With the peak months for hurricane activity upon us (August through October), government forecasters in charge of predicting hurricane activity have elevated the chances of an above-normal Atlantic hurricane season to 45% (up from 30% from the outlook issued in May). This means we may see 10-17 named storms, 5-9 hurricanes and 2-4 major hurricanes.
With blue tarps still whipping in the breeze on roofs across New Hanover County, this is not good news for those not yet recovered from last year’s record-breaking Hurricane Florence.
On Sept. 10, 2018 as the storm gained strength in the Atlantic with winds of 140 miles per hour, the National Weather Service predicted the storm soon would make landfall near Wilmington in New Hanover County, North Carolina’s most populous coastal county with 232,274 residents. Under a voluntary evacuation order and at the urging of local officials and the governor, thousands fled inland. But many others stayed put to ride out the storm.
Florence eventually made landfall at Wrightsville Beach at 7:15 a.m. on Sept. 14 gusting to 105 mph. When the storm pushed into nearby Wilmington, a massive tree crashed through the roof of the one-story brick home of Lesha and Adam Johnson. Firefighters from the station less than a mile away struggled for hours during the storm to reach the family inside and were able to save Adam, 48. But Lesha, 41
, and their 8-month-old son, also named Adam, died. Lesha owned her own business, was attending college, and had worked at the Wilmington Housing Authority as a director of property management. The family had stocked up as they prepared to ride out the storm. The home wasn’t in a flood zone. Adam, a janitor, said they felt they would be safe, especially since public officials had stressed the primary danger from the hurricane would be storm flooding and had not placed Wilmington under a mandatory evacuation order.
The Johnsons had all the information and made a reasoned decision to remain in their home during the storm.
Wilmington Mayor Bill Saffo, who repeatedly urged people to leave, explained that the city had never been under a mandatory evacuation order. Discussions with the county, the governor and federal officials concluded that the rest of the state could not handle a mass exodus from its largest coastal county.

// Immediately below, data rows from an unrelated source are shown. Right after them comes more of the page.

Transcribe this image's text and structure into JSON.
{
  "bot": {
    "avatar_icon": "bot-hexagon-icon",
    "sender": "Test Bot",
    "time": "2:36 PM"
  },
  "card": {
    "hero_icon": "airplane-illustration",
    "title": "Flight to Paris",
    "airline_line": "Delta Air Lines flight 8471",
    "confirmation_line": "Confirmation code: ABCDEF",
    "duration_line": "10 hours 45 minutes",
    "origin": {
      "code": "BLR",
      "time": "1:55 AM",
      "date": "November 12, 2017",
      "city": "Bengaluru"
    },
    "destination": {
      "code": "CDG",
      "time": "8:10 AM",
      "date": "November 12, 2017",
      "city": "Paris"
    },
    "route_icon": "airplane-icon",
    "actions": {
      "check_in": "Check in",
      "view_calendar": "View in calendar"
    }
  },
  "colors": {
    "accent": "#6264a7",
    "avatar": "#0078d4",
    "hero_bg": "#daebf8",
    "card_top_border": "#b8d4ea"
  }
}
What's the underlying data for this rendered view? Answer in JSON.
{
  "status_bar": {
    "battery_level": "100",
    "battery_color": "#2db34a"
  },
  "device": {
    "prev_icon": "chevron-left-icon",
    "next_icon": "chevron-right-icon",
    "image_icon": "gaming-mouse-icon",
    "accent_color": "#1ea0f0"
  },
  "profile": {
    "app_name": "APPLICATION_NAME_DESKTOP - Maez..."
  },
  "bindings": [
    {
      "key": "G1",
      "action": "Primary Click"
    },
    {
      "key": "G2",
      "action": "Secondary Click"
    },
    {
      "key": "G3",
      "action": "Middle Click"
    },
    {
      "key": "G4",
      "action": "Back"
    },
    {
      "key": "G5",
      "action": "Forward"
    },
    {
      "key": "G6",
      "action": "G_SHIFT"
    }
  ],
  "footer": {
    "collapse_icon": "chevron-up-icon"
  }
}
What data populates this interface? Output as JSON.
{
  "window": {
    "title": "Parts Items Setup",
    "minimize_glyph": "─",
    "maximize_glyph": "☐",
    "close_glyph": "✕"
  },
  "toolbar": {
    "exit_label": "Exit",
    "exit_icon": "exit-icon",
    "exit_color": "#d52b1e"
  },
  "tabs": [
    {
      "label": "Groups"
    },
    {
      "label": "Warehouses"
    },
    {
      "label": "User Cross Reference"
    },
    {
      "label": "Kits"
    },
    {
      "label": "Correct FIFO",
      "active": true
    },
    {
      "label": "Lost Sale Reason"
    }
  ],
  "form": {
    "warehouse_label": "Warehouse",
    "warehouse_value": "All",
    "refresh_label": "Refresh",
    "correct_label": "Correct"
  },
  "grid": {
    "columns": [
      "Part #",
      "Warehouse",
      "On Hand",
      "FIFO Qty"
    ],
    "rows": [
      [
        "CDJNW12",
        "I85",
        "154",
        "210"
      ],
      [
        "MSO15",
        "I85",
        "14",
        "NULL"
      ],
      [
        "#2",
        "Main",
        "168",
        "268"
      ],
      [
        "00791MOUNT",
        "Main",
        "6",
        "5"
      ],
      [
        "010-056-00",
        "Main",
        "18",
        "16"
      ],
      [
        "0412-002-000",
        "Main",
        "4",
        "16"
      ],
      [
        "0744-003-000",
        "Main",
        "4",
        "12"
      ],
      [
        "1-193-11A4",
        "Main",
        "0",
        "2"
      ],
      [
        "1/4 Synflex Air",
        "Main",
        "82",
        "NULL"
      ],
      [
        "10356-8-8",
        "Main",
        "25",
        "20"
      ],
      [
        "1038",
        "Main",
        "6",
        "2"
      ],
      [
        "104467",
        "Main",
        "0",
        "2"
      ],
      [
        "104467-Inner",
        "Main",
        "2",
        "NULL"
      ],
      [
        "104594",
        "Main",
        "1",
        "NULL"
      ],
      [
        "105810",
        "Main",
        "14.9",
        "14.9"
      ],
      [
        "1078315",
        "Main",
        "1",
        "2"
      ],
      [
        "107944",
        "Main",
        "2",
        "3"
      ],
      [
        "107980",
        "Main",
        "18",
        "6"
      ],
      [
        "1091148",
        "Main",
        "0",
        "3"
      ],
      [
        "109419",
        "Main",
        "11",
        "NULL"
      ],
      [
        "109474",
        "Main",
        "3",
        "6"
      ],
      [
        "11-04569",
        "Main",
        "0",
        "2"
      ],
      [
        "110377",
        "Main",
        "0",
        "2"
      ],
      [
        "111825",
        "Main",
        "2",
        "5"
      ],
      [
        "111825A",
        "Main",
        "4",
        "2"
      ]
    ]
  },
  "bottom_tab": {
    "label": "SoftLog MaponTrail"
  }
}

“I just don’t think there were enough resources inside the state, as well as fuel, to be able to handle it,” he told the Port City Daily.
We have to ask, why this was the case when the governor of our neighboring state to the south was able to order the mandatory evacuation of 1 million people living on its coast in one sweep?
“We know the evacuation order I’m issuing will be inconvenient,” S.C. Gov. Henry McMaster said. “But we’re not going to gamble with the lives of the people of South Carolina. Not a one.”
Why could North Carolina not make a coordinated mandatory evacuation of its coastal population with the same efficient decisiveness? Gov. Roy Cooper declared a mandatory evacuation of the state’s barrier islands for Florence, but otherwise North Carolina primarily relied on local governments to make evacuation declarations. Is this the best approach? This is a question worth asking.
As our climate changes due to global warming, we are likely to see increasingly intense storms. Warmer oceans mean bigger, wetter and slower hurricanes may become the norm.
On Sept. 16 after two days of relentless wind and rainfall, floodwaters blocked all roads in and cut off New Hanover from the rest of the world. Food, water an
d fuel became scarce for those who did not evacuate.
The county had lost power. Many structures were damaged from the relentless wind and 27 inches of rain that battered the county. Flood waters rose in roads, homes and businesses. Wilmington’s storied live oaks and long-leaf pines downed power lines and blocked the streets. Shelters were at capacity and short on supplies.
After the storm, the city’s sidewalks told the tale: Water-logged carpet, sheet rock and household goods joined the mountains of stacked tree trunks and limbs on virtually every street. New Hanover County spent the next three months clearing 3 million cubic yards of vegetative debris.
Today, digital billboards across Wilmington implore the local citizenry to be prepared for the next big one. Plan. Be prepared with an emergency readiness kit. Tick all those boxes on the hurricane readiness checklist.
Some 42 people died in North Carolina from Florence. The state suffered $22 billion in property damage. State and local officials have scratched their collective heads in the months since Florence and vowed they will do better next time to protect life and property. Securing homes and businesses to better withstand the next storm and upgrading roads to resist rising waters must take place. While the damage from Florence in New Hanover was significant had the hurricane come ashore at 140 mph, many more lives would have been lost and the damage would have been unfathomable.
Already into the 2019 hurricane season, the sense of urgency is clear. While the population is urged to act before the next storm, the wheels of government must move quickly and with courage.